Dorothy Draper: Making Entertaining Fun

Entertaining is fun

At the end of Entertaining Is Fun, her 1941 manifesto on party-throwing, famed interior decorator Dorothy Draper said:

"My conviction is that

LOVE that fulfills you,
FRIENDS who delight you,
WORK that intrigues you,
BEAUTY which enchants you,

These are the rocks to build upon for health, success and joy. These are the secret keys to making living fun."

Entertaining is Fun is less a book about glamorous living than a book about embracing life and having fun (defeating the “Will to Be Dreary,” as Mrs. Draper calls it). But her life, with its country estates, many servants, and umpteen dress-up occasions was glamorous nonetheless.

In the book, Mrs. Draper’s mission was to loosen up the stuffy early 20th-century definition of “entertaining.” “The word sounds pompous and effortful,” she opined. “I like better, ‘having your friends to the house.’”

Of course, though she said, “fussy, formal parties are definitely out of style,” much of her advice sounds fussy today. Her primary advice – that the hostess who wants to have a fun party must be fun herself – holds. But in 2012, having your butter pressed into shapes sounds quaint and, yes, fussy.

Much of Mrs. Draper’s other advice, including a very serious recommendation that hostesses provide tons of clean ashtrays and stock “emergency rations” of canned turtle soup (among other things – she loved canned goods), is charmingly old-fashioned.

But her message – work hard to make your life fun – is as relevant today as it was in 1941. Mrs. Draper’s spiritual heirs are all over the internet from the video-making Fashionably Bombed sisters to ever-rhyming glamour girl Mrs. Lilien.

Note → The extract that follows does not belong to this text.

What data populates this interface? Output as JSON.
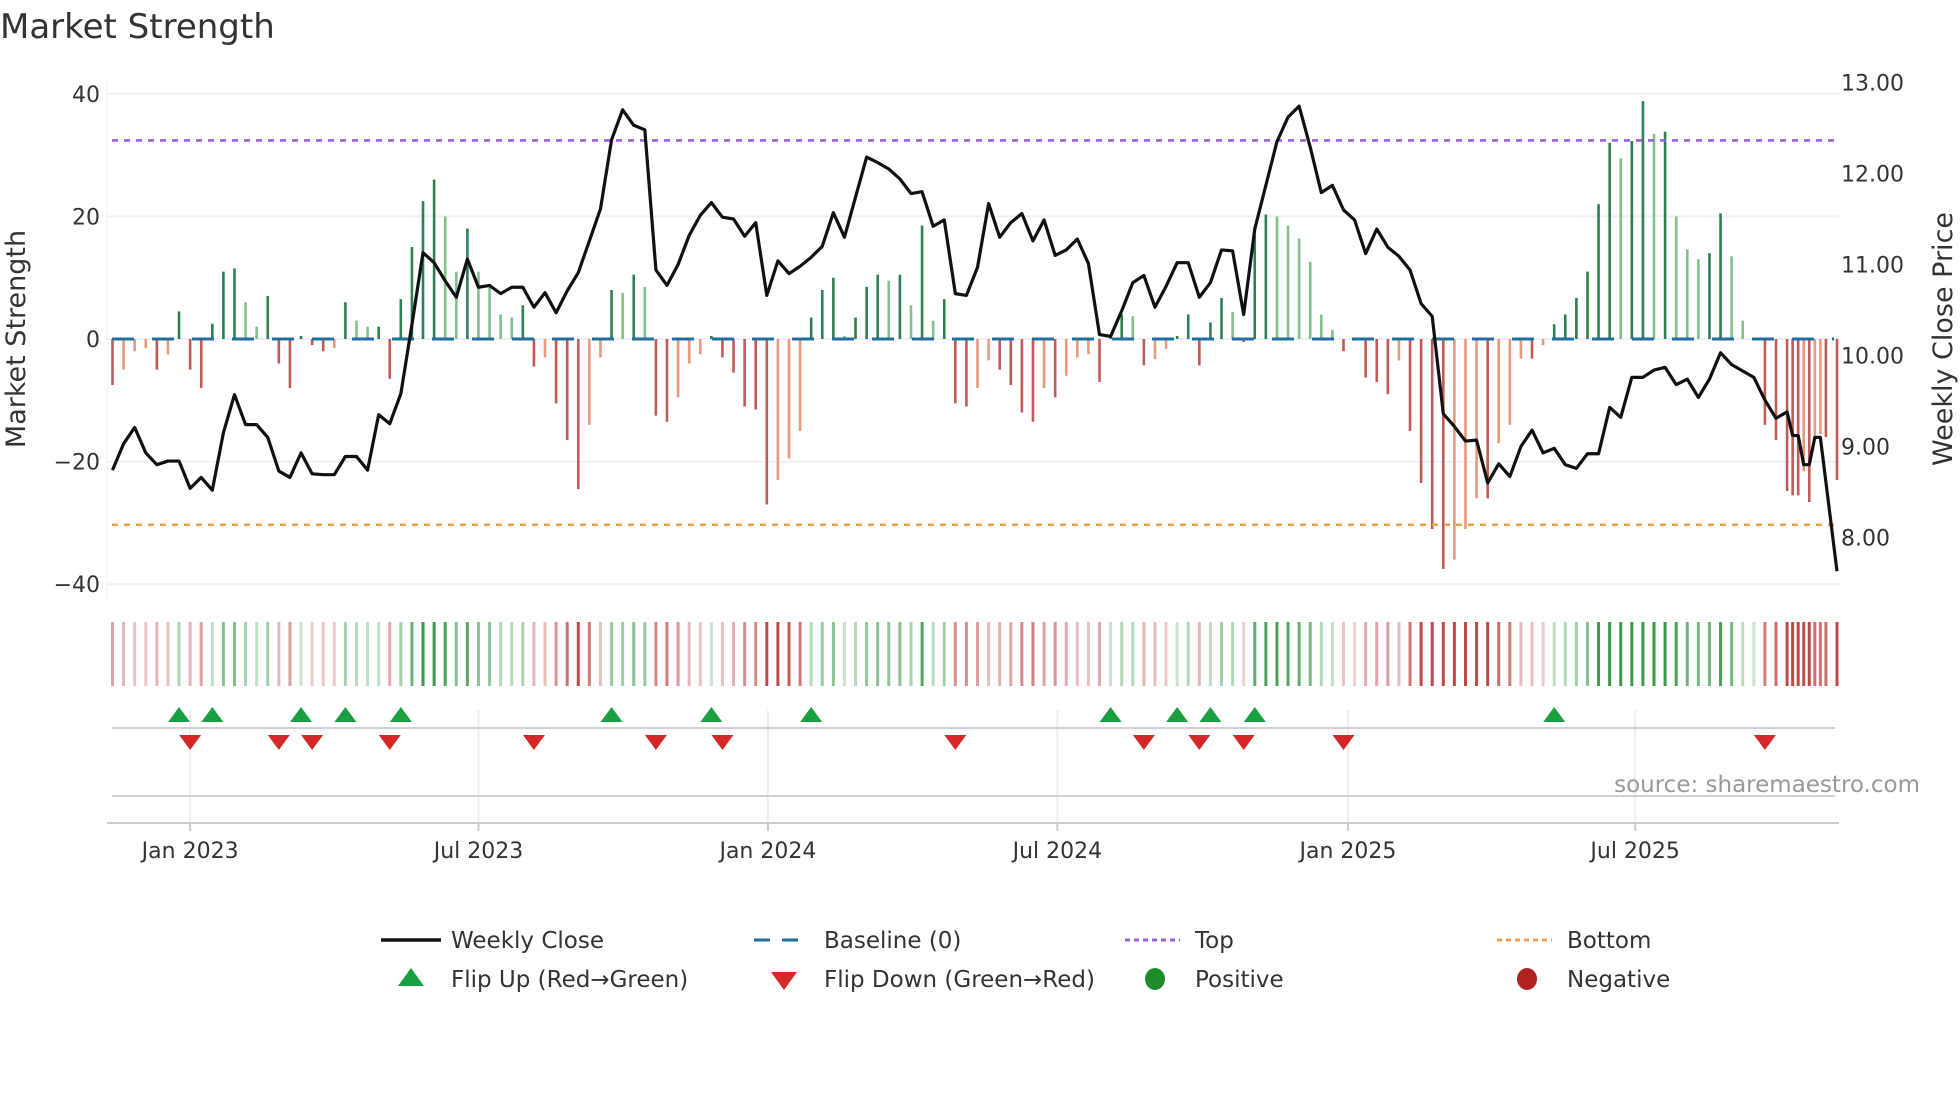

Who undoubtedly would agree that Mrs. Draper was the one, who helped the World War II generation make throwing parties fun.